Q Margaret, one more subject. Can you tell me the current status of injury claims against Iraq relating to the Stark? MS. TUTWILER: Yes. After the Stark was attacked in May 1987, we immediately began to gather the information that would be necessary to prepare and present the wrongful death and personal injury claims. We gave priority to preparing the wrongful death claims, which involved the most significant losses to U.S. nationals. This involved extensive investigation of the beneficiaries circumstances of each victim and complicated factual and legal analyses. These claims were presented to Iraq in April 1988. Our efforts then focused on settling those claims which was achieved in March 1989. So those are the death claims of, it is my understanding, the 37 who died. In adopting this priority, we kept in mind that the immediate medical expenses of injured sailors were borne by the Navy and those with permanent disabilities were eligible for appropriate military and VA benefits. While there were several seriously injured sailors, most injured sailors on the Stark had relatively minor physical injuries. It's my understanding there were approximately 65 physical injuries. With regard to the preparation of the personal injury claims, they involved review of the claims with Department medical experts and consultations with the claimants as well as factual and legal analyses. To assess the level of eventual permanent injury or disability took time. By May 1989, we were able to present the injury claims. We made repeated efforts to get Iraq to settle the claims. Immediately prior to the invasion of August 2, 1990, it appeared that the injury claims would be settled and payment would be received and distributed. This did not, however, occur. The claims, as I believe you were interested in knowing, are on the United States agenda. However, since attack on the Stark occurred in 1987, it has not been considered in the current context of invasion and occupation-related war crimes.

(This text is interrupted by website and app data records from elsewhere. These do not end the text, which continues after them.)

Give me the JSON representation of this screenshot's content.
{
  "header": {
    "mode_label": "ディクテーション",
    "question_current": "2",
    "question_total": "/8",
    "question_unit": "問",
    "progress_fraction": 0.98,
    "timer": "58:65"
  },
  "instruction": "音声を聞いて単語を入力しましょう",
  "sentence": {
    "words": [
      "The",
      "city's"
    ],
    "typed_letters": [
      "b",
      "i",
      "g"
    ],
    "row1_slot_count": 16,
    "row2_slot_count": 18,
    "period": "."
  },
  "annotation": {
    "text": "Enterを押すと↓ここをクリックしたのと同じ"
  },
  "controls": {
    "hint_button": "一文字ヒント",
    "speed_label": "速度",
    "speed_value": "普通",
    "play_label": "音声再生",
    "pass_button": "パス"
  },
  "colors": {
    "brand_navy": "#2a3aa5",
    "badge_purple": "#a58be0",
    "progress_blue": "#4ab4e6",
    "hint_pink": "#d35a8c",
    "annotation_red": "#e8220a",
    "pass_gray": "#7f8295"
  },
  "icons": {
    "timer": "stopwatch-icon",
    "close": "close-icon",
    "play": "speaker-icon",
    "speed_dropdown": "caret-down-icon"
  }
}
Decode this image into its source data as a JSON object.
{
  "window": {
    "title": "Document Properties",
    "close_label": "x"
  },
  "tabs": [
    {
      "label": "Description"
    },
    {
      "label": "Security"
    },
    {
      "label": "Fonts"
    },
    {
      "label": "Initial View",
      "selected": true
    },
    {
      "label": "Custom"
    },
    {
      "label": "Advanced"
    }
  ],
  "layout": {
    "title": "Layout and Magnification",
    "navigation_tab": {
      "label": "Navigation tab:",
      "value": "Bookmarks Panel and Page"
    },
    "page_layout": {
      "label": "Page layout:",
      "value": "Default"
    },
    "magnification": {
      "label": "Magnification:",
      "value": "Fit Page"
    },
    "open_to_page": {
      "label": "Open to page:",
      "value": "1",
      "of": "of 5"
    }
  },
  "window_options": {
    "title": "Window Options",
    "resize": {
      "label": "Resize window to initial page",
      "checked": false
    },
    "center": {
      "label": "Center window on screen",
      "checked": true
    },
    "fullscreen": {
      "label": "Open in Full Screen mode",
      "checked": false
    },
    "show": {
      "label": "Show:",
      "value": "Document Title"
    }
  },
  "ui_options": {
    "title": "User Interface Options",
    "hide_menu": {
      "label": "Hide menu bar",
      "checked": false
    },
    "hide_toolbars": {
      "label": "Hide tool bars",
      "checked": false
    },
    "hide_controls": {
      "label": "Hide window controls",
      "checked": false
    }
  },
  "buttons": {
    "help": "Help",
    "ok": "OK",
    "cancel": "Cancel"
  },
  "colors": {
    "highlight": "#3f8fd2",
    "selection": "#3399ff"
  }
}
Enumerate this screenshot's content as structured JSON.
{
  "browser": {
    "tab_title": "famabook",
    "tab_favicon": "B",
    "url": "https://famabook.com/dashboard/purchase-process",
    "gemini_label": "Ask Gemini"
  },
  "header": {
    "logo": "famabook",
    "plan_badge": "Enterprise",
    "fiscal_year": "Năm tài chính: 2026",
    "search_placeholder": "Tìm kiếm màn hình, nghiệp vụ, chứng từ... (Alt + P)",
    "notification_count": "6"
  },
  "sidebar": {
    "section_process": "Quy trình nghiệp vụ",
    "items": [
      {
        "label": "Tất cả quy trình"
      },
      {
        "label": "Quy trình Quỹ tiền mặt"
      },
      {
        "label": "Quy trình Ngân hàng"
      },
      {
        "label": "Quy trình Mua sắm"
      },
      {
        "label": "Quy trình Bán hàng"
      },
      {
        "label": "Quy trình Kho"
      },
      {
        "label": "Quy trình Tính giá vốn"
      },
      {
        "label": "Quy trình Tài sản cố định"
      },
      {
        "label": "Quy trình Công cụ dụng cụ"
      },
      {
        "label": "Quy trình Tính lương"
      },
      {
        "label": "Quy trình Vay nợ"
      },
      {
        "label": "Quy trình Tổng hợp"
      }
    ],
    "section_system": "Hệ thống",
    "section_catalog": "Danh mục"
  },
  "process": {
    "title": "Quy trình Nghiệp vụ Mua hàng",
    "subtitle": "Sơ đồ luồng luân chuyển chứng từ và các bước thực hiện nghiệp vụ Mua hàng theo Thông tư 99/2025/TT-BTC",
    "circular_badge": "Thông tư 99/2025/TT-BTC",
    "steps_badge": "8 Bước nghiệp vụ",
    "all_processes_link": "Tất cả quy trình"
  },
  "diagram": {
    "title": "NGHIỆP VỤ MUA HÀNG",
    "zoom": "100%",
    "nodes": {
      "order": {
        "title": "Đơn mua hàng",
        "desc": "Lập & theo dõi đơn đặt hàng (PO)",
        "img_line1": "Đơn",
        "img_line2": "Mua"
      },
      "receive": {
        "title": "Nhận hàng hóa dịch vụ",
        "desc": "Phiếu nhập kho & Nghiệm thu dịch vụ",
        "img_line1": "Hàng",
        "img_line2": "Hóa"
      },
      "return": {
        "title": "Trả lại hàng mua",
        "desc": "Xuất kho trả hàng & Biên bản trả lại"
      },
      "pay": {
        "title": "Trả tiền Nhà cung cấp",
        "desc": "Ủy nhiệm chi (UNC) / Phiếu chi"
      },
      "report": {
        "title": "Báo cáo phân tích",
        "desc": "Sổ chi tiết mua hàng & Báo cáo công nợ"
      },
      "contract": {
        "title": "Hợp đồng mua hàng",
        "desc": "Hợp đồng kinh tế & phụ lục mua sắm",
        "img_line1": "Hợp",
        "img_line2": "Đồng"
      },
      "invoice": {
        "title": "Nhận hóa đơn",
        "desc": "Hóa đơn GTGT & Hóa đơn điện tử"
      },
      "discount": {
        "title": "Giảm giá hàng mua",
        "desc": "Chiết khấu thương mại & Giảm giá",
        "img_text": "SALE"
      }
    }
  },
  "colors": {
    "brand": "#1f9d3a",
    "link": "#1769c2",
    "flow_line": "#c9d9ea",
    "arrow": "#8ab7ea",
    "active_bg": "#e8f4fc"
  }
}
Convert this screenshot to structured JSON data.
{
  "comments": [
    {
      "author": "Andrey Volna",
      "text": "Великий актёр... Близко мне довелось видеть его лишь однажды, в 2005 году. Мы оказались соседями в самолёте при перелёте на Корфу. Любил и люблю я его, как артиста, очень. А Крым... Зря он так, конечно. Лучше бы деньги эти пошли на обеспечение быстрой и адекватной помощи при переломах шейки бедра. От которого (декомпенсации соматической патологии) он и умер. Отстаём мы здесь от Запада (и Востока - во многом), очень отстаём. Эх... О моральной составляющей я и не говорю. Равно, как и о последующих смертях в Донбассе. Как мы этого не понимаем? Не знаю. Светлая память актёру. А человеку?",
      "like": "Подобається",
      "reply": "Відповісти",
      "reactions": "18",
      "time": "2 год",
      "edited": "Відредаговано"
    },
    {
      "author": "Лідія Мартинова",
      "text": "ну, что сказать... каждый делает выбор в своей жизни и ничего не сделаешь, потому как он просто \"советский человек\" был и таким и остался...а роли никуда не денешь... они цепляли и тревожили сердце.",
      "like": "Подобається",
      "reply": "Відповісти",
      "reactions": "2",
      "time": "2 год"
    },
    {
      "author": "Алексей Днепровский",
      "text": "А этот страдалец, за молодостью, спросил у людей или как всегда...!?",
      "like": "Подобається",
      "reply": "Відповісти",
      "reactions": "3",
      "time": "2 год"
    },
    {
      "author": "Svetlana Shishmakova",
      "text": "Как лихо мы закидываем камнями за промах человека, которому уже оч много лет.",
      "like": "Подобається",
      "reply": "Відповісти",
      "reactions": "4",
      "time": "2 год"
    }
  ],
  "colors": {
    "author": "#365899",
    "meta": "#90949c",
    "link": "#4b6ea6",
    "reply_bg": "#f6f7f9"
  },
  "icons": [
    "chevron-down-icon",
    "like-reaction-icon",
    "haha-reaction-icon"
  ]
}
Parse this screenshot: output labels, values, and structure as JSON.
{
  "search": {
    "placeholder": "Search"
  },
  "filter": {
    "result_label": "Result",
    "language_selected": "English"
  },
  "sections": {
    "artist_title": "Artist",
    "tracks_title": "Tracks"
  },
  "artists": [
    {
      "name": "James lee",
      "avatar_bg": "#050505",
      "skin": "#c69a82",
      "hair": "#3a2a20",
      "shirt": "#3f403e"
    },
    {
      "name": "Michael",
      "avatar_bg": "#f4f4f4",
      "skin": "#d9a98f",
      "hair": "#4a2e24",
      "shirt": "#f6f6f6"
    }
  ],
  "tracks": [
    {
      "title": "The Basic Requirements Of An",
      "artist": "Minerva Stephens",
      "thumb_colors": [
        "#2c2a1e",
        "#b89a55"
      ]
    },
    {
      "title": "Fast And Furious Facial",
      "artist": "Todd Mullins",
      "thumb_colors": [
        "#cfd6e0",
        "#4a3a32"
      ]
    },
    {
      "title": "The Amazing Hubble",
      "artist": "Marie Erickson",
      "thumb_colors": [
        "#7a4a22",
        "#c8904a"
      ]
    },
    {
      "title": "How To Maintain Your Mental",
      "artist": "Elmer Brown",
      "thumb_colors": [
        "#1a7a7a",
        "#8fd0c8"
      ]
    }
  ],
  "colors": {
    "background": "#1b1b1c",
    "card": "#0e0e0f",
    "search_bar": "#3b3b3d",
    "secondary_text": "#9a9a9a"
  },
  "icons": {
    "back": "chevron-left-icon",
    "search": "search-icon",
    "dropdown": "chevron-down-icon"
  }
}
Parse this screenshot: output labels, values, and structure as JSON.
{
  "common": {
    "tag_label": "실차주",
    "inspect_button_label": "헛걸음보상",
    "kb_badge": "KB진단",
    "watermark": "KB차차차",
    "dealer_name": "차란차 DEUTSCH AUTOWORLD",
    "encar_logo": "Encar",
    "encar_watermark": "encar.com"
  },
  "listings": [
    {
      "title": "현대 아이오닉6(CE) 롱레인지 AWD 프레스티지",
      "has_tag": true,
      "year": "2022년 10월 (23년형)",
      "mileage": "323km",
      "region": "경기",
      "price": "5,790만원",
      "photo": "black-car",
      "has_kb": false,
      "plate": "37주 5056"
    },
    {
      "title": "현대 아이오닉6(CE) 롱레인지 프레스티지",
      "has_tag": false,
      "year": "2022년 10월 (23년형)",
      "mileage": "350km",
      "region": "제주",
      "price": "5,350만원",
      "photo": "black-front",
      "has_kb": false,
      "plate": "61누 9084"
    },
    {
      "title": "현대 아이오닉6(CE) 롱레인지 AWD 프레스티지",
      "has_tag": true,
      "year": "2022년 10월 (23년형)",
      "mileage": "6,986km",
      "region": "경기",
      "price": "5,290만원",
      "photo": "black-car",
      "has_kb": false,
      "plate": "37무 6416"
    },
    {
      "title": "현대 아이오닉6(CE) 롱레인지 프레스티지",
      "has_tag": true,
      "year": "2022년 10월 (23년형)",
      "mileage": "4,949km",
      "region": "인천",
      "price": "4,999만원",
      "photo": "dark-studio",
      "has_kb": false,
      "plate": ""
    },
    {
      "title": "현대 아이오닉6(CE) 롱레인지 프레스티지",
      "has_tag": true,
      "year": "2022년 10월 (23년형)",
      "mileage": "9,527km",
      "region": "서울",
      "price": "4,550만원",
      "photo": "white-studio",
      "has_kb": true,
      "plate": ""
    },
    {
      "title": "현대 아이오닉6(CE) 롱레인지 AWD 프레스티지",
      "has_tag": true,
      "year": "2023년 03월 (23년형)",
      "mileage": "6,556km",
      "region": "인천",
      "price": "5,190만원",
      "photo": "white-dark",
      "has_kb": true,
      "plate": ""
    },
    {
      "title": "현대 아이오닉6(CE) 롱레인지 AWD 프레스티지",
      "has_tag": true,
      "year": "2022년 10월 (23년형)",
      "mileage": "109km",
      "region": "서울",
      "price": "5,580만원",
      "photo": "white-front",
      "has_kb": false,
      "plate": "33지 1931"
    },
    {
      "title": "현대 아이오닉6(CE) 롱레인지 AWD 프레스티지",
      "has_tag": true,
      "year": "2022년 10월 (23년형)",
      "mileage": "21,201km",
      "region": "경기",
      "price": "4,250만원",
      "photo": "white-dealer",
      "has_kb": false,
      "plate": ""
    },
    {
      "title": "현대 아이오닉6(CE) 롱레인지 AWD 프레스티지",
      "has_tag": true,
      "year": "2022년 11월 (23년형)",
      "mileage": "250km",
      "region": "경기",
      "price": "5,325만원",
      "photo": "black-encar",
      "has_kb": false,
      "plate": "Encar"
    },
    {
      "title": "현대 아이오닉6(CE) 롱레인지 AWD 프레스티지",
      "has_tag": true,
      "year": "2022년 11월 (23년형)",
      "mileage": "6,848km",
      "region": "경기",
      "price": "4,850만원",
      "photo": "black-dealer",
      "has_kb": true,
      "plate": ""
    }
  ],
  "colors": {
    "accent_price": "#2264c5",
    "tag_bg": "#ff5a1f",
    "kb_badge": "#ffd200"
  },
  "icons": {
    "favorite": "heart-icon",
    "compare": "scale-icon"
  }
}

Rather, since 1987, it has been dealt with as an illegal isolated attack on a U.S. naval vessel for which Iraq is responsible and liable under international law. Right now, the United States Government remains determined to resolve the outstanding Stark claims. The United States Government has conducted a survey of all private and government claims against Iraq that arose prior to January 16, 1991. The Department of State has included the Stark claims. U.N. Security Council resolutions only cover claims arising from Iraq's unlawful invasion and occupation of Kuwait. However, the United States will also consider how to resolve claims against Iraq not covered by these resolutions. In developing a program for dealing with such claims, we will be cognizant of the outstanding Stark claims. Basically, the bottom line is, we are looking at various ways to get this compensation to these individuals, on the injury side. Q Are you saying there's no way that they'll be made part of the war claims? MS. TUTWILER: Part of the U.N.? Q UN/U.S. MS. TUTWILER: What I've stated is that right now that is not what is in the United Nations package. But I said, however, that is something that the United States will consider on how to resolve these claims. It's a possibility, but I'm not telling you that is the only possibility. We're looking at a number of ways, a variety of ways. Q Thank you. (Press briefing concluded 12:55 p.m.)